I have two dogs. One’s name is Koga. I got him when my partner and I were living in Korea for a year in 2016. He’s from a remote island off the coast of Korea, where a veterinarian was found to have rounded up street dogs and performed all these unneeded surgeries on these poor dogs. I met him in Seoul after he was rescued. He’s kind of mysterious looking. He’s small, but he looks like a red fox or something. We did a DNA test, and it turns out he’s half miniature schnauzer and half what the DNA people called “East Asian village dog,” which is basically so many breeds that they can’t even call it a breed. So, he’s some sort of a super mutt. Aji is also a rescue; she’s from the humane society in Pomona. The two are totally bonded.
What’s the best advice you ever received?
Actually, to get a dog. It was from Elaine Kim at UC Berkeley. She taught ethnic studies for a long time and retired a few years ago. I knew her as an undergraduate student. I took seven years off after college before starting grad school. I was back in Berkeley again, so I was back in touch with her. And she said: get a dog. Dogs force you to go outside more, and play, and it’ll be great for your health overall. I’ve always loved dogs so it's not like that was a new idea that she planted, but I think in some ways that’s what good advice is: it actually tells you something you maybe already know, but it’s the timing and the way they say it that you’re most likely to accept it. That’s how I got Puca, a sweet lab mix who passed away in 2016 after 14 years with me.

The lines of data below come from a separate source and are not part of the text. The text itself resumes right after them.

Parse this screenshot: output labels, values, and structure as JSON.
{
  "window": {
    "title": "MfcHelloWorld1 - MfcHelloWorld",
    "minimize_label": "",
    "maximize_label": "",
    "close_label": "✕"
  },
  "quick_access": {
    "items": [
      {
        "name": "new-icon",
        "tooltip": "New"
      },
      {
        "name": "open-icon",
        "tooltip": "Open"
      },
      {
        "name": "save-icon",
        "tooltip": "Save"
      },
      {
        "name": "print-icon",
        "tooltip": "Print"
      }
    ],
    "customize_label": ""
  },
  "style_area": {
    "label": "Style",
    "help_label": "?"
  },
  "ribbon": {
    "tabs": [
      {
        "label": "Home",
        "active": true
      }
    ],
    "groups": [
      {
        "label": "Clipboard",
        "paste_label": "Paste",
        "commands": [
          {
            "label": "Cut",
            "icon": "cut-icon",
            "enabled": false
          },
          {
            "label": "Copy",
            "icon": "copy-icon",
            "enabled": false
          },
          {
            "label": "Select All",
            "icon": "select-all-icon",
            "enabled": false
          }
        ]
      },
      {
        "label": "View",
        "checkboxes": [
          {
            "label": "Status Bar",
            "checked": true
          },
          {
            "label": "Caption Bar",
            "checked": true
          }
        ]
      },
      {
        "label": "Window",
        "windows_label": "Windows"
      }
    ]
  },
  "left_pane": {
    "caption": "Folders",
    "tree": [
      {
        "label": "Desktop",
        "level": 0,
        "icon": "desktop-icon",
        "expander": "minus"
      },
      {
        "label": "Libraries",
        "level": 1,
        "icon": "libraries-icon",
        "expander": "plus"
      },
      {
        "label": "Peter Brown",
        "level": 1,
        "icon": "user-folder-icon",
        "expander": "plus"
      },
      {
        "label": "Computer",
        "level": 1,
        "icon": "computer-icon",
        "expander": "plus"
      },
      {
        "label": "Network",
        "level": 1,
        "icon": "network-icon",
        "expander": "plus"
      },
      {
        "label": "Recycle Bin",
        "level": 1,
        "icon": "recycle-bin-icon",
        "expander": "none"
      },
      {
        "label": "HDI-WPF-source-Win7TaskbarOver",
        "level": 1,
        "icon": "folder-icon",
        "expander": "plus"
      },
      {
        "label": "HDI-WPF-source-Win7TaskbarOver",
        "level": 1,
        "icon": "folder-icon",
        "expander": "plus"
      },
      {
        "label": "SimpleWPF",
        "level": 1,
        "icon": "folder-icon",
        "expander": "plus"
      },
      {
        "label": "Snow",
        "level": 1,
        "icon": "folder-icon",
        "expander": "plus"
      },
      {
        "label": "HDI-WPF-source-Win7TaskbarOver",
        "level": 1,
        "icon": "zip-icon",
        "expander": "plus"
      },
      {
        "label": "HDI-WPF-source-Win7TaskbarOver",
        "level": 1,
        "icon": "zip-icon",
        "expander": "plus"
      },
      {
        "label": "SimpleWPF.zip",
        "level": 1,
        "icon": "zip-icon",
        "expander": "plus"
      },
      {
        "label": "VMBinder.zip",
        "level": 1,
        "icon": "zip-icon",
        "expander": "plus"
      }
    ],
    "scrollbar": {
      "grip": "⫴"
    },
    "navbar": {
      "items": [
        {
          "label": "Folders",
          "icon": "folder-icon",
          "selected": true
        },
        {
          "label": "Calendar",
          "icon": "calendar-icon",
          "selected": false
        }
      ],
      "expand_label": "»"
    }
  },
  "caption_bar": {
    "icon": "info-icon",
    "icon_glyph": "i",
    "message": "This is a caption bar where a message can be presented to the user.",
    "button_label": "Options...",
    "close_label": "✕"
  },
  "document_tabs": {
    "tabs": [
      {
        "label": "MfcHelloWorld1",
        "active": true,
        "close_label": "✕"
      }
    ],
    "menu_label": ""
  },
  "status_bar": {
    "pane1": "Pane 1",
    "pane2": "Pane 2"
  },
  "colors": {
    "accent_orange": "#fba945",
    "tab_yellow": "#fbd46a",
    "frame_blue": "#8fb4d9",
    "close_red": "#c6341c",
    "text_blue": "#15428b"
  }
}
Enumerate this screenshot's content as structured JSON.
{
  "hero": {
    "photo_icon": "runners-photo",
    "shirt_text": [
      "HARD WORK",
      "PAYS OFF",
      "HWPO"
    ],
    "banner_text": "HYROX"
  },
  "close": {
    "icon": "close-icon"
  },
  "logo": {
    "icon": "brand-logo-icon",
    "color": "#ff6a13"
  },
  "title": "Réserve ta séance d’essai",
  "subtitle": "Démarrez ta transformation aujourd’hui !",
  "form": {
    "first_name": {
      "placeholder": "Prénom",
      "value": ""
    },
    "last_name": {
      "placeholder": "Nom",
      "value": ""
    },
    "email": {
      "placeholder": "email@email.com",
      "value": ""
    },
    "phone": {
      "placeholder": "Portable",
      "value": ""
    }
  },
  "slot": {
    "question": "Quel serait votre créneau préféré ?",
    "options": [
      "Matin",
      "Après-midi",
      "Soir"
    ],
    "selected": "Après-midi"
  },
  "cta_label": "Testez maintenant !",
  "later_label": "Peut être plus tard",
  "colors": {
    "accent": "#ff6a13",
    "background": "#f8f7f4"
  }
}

What are you reading right now?
I just got a shipment yesterday of three comic books from Drawn and Quarterly, a comic book publisher. One is called Moms by Yeong-shin Ma, which is about Korean moms. The second one is Year of the Rabbit by Tian Veasna, about the Khmer Rouge and the deaths and suffering that follow, and the third one is Showa 1926-1939: A History of Japan by Shigeru Mizuki.
I probably started reading comics as soon as I started reading. Comics were so common in Korea. I grew up surrounded by hundreds of different story lines unfolding. The comic books were the size of phone books. I don’t think I paid attention to where one began and one ended; in some ways, it just all blended in together, an assemblage of stories.